  4. Have students fill each container with water to the same level. Fill them so they are close to full but not so full that the plant will overflow the container.
  5. Mix in a couple of drops of red food coloring as desired. This will show evidence of the water’s movement through the plant because the leaves of the celery and romaine, and the flower, will turn the color of the food coloring.
  6. Add a celery stalk to one container, a carnation stem to another, and a piece of romaine lettuce to the third.
  7. Demonstrate that the levels are now different because of the size of the stem/stalk and the principle of water displacement, but the same amount of water is still in each of the containers.
  8. Have the students write their predictions of which plant will use the most amount of water, and why they think so.
  9. Each day, have the students read the graduated cylinder or measuring cup to see how much water has been used by the plant. Have them document their water level and make notes on any color changes they observe. Guide them to see the color changes are evidence of the water moving through the plant.
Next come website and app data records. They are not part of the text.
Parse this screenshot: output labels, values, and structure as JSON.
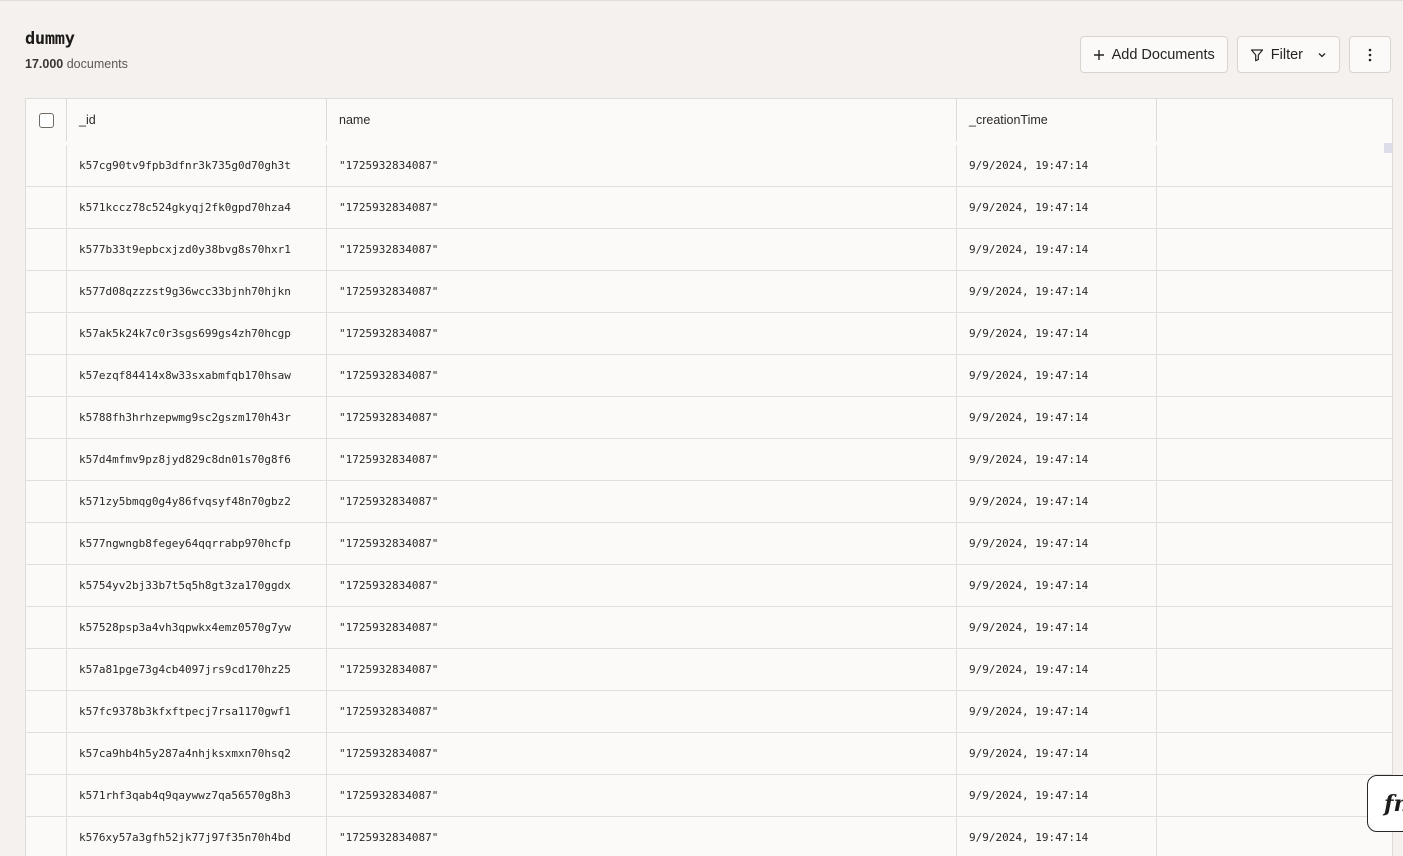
{
  "table": {
    "name": "dummy",
    "count": "17.000",
    "count_suffix": "documents"
  },
  "toolbar": {
    "add_label": "Add Documents",
    "filter_label": "Filter"
  },
  "columns": [
    "_id",
    "name",
    "_creationTime",
    ""
  ],
  "rows": [
    {
      "id": "k57cg90tv9fpb3dfnr3k735g0d70gh3t",
      "name": "\"1725932834087\"",
      "time": "9/9/2024, 19:47:14"
    },
    {
      "id": "k571kccz78c524gkyqj2fk0gpd70hza4",
      "name": "\"1725932834087\"",
      "time": "9/9/2024, 19:47:14"
    },
    {
      "id": "k577b33t9epbcxjzd0y38bvg8s70hxr1",
      "name": "\"1725932834087\"",
      "time": "9/9/2024, 19:47:14"
    },
    {
      "id": "k577d08qzzzst9g36wcc33bjnh70hjkn",
      "name": "\"1725932834087\"",
      "time": "9/9/2024, 19:47:14"
    },
    {
      "id": "k57ak5k24k7c0r3sgs699gs4zh70hcgp",
      "name": "\"1725932834087\"",
      "time": "9/9/2024, 19:47:14"
    },
    {
      "id": "k57ezqf84414x8w33sxabmfqb170hsaw",
      "name": "\"1725932834087\"",
      "time": "9/9/2024, 19:47:14"
    },
    {
      "id": "k5788fh3hrhzepwmg9sc2gszm170h43r",
      "name": "\"1725932834087\"",
      "time": "9/9/2024, 19:47:14"
    },
    {
      "id": "k57d4mfmv9pz8jyd829c8dn01s70g8f6",
      "name": "\"1725932834087\"",
      "time": "9/9/2024, 19:47:14"
    },
    {
      "id": "k571zy5bmqg0g4y86fvqsyf48n70gbz2",
      "name": "\"1725932834087\"",
      "time": "9/9/2024, 19:47:14"
    },
    {
      "id": "k577ngwngb8fegey64qqrrabp970hcfp",
      "name": "\"1725932834087\"",
      "time": "9/9/2024, 19:47:14"
    },
    {
      "id": "k5754yv2bj33b7t5q5h8gt3za170ggdx",
      "name": "\"1725932834087\"",
      "time": "9/9/2024, 19:47:14"
    },
    {
      "id": "k57528psp3a4vh3qpwkx4emz0570g7yw",
      "name": "\"1725932834087\"",
      "time": "9/9/2024, 19:47:14"
    },
    {
      "id": "k57a81pge73g4cb4097jrs9cd170hz25",
      "name": "\"1725932834087\"",
      "time": "9/9/2024, 19:47:14"
    },
    {
      "id": "k57fc9378b3kfxftpecj7rsa1170gwf1",
      "name": "\"1725932834087\"",
      "time": "9/9/2024, 19:47:14"
    },
    {
      "id": "k57ca9hb4h5y287a4nhjksxmxn70hsq2",
      "name": "\"1725932834087\"",
      "time": "9/9/2024, 19:47:14"
    },
    {
      "id": "k571rhf3qab4q9qaywwz7qa56570g8h3",
      "name": "\"1725932834087\"",
      "time": "9/9/2024, 19:47:14"
    },
    {
      "id": "k576xy57a3gfh52jk77j97f35n70h4bd",
      "name": "\"1725932834087\"",
      "time": "9/9/2024, 19:47:14"
    }
  ],
  "fn_button": {
    "label": "fn"
  },
  "icons": {
    "add": "plus-icon",
    "filter": "funnel-icon",
    "chevron": "chevron-down-icon",
    "more": "kebab-menu-icon"
  }
}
Assessment:

  1. Have the students answer the following questions, either in writing or through a discussion:
    1. Which plant used the most water? Why do you think that is? Did this result surprise you? Why or why not? (The correct answer will depend on the humidity of your classroom and other factors.)
    2. What evidence of water movement could you observe? (Should answer based on the plants changing color.)
    3. How does this experiment apply to the real world? (Answer should reflect understanding that plants need water to survive.)

Extension:

  1. Students could experiment with the lack of water moving through plants by placing a celery stalk, romaine lettuce piece, and white carnation in empty graduated cylinders, providing no water at all. How do those results compare over the course of several days?
  2. Additional plant varieties could also be tested, both with and without water.